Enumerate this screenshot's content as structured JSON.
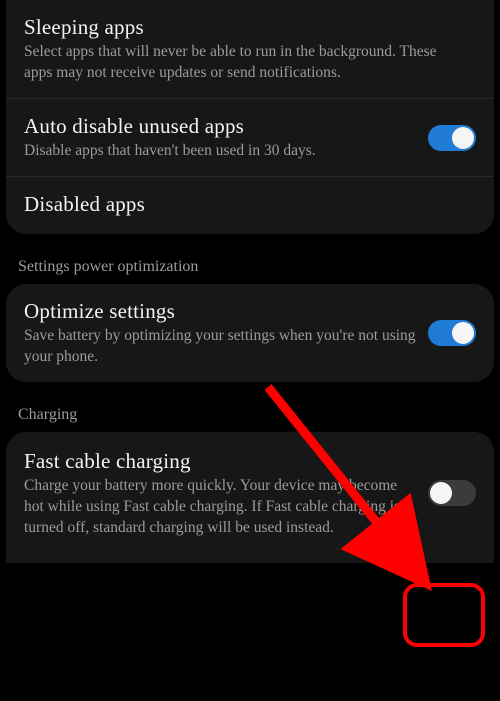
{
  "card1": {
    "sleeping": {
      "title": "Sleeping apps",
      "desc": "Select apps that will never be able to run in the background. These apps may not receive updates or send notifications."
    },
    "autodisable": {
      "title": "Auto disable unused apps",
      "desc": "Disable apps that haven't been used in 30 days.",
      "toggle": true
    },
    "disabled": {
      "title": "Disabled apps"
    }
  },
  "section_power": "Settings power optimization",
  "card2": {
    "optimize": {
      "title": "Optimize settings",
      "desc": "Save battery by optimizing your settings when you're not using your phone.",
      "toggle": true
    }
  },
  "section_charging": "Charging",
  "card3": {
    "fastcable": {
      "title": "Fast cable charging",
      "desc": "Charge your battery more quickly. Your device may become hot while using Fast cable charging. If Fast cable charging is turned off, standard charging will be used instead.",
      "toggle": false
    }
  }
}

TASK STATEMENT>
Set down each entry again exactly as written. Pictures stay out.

ANSWER SECTION>
Enumerate this screenshot's content as structured JSON.
{
  "card1": {
    "sleeping": {
      "title": "Sleeping apps",
      "desc": "Select apps that will never be able to run in the background. These apps may not receive updates or send notifications."
    },
    "autodisable": {
      "title": "Auto disable unused apps",
      "desc": "Disable apps that haven't been used in 30 days.",
      "toggle": true
    },
    "disabled": {
      "title": "Disabled apps"
    }
  },
  "section_power": "Settings power optimization",
  "card2": {
    "optimize": {
      "title": "Optimize settings",
      "desc": "Save battery by optimizing your settings when you're not using your phone.",
      "toggle": true
    }
  },
  "section_charging": "Charging",
  "card3": {
    "fastcable": {
      "title": "Fast cable charging",
      "desc": "Charge your battery more quickly. Your device may become hot while using Fast cable charging. If Fast cable charging is turned off, standard charging will be used instead.",
      "toggle": false
    }
  }
}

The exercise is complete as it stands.